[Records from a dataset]

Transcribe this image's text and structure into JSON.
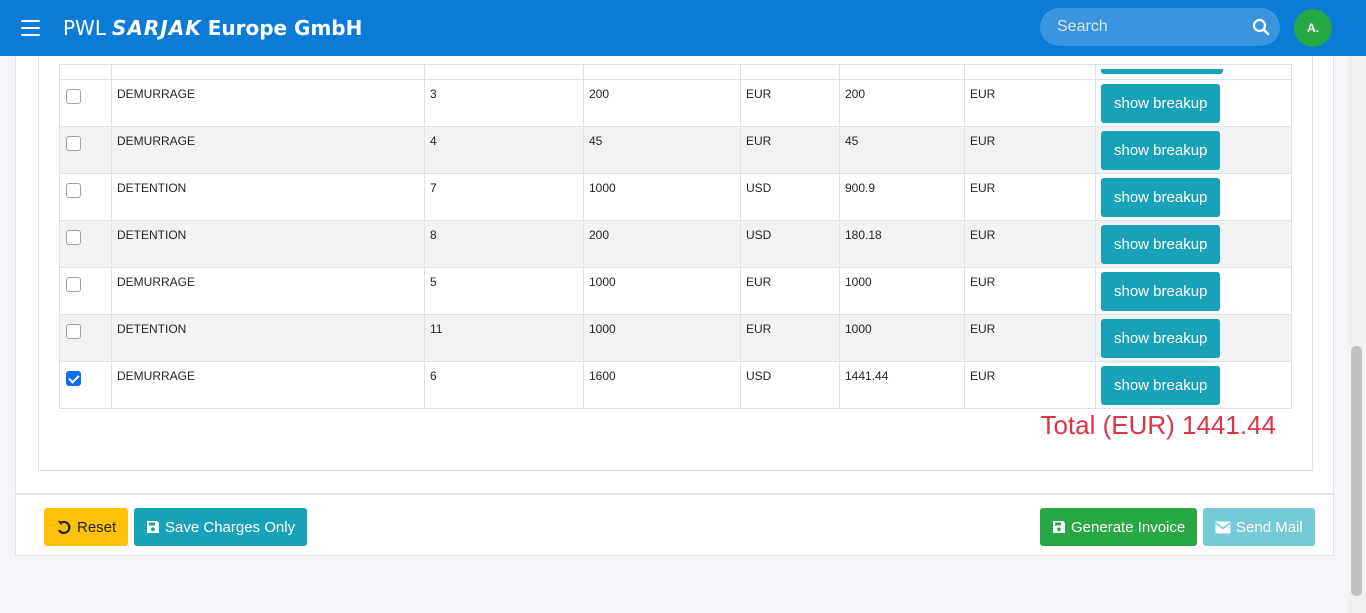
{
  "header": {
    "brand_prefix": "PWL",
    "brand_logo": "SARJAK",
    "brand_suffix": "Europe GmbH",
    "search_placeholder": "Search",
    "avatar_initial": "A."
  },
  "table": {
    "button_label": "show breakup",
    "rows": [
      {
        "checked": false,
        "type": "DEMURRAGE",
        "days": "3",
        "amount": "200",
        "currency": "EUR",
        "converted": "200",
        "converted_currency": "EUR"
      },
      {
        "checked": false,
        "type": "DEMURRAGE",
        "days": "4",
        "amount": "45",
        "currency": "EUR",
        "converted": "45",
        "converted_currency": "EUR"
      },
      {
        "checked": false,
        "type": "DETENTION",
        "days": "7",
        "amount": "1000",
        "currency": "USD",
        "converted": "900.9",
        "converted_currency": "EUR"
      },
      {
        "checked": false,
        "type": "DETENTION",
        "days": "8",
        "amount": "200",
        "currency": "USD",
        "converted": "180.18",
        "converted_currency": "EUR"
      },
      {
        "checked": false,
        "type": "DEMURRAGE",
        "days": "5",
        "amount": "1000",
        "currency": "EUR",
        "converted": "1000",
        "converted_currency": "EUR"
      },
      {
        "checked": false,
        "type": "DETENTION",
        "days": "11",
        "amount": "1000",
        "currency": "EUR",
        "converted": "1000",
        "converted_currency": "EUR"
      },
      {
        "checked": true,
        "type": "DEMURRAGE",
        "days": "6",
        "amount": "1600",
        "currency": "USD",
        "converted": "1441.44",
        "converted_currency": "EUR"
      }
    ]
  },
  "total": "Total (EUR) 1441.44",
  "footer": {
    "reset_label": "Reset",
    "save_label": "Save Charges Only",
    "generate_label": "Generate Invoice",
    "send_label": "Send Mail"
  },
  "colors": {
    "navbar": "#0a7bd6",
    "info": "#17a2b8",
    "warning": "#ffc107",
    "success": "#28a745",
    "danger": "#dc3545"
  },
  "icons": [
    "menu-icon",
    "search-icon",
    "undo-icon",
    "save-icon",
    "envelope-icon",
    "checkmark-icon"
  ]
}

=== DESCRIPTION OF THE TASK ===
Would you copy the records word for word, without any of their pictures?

=== EXERCISE RESULT ===
Transcribe this image's text and structure into JSON.
{
  "header": {
    "brand_prefix": "PWL",
    "brand_logo": "SARJAK",
    "brand_suffix": "Europe GmbH",
    "search_placeholder": "Search",
    "avatar_initial": "A."
  },
  "table": {
    "button_label": "show breakup",
    "rows": [
      {
        "checked": false,
        "type": "DEMURRAGE",
        "days": "3",
        "amount": "200",
        "currency": "EUR",
        "converted": "200",
        "converted_currency": "EUR"
      },
      {
        "checked": false,
        "type": "DEMURRAGE",
        "days": "4",
        "amount": "45",
        "currency": "EUR",
        "converted": "45",
        "converted_currency": "EUR"
      },
      {
        "checked": false,
        "type": "DETENTION",
        "days": "7",
        "amount": "1000",
        "currency": "USD",
        "converted": "900.9",
        "converted_currency": "EUR"
      },
      {
        "checked": false,
        "type": "DETENTION",
        "days": "8",
        "amount": "200",
        "currency": "USD",
        "converted": "180.18",
        "converted_currency": "EUR"
      },
      {
        "checked": false,
        "type": "DEMURRAGE",
        "days": "5",
        "amount": "1000",
        "currency": "EUR",
        "converted": "1000",
        "converted_currency": "EUR"
      },
      {
        "checked": false,
        "type": "DETENTION",
        "days": "11",
        "amount": "1000",
        "currency": "EUR",
        "converted": "1000",
        "converted_currency": "EUR"
      },
      {
        "checked": true,
        "type": "DEMURRAGE",
        "days": "6",
        "amount": "1600",
        "currency": "USD",
        "converted": "1441.44",
        "converted_currency": "EUR"
      }
    ]
  },
  "total": "Total (EUR) 1441.44",
  "footer": {
    "reset_label": "Reset",
    "save_label": "Save Charges Only",
    "generate_label": "Generate Invoice",
    "send_label": "Send Mail"
  },
  "colors": {
    "navbar": "#0a7bd6",
    "info": "#17a2b8",
    "warning": "#ffc107",
    "success": "#28a745",
    "danger": "#dc3545"
  },
  "icons": [
    "menu-icon",
    "search-icon",
    "undo-icon",
    "save-icon",
    "envelope-icon",
    "checkmark-icon"
  ]
}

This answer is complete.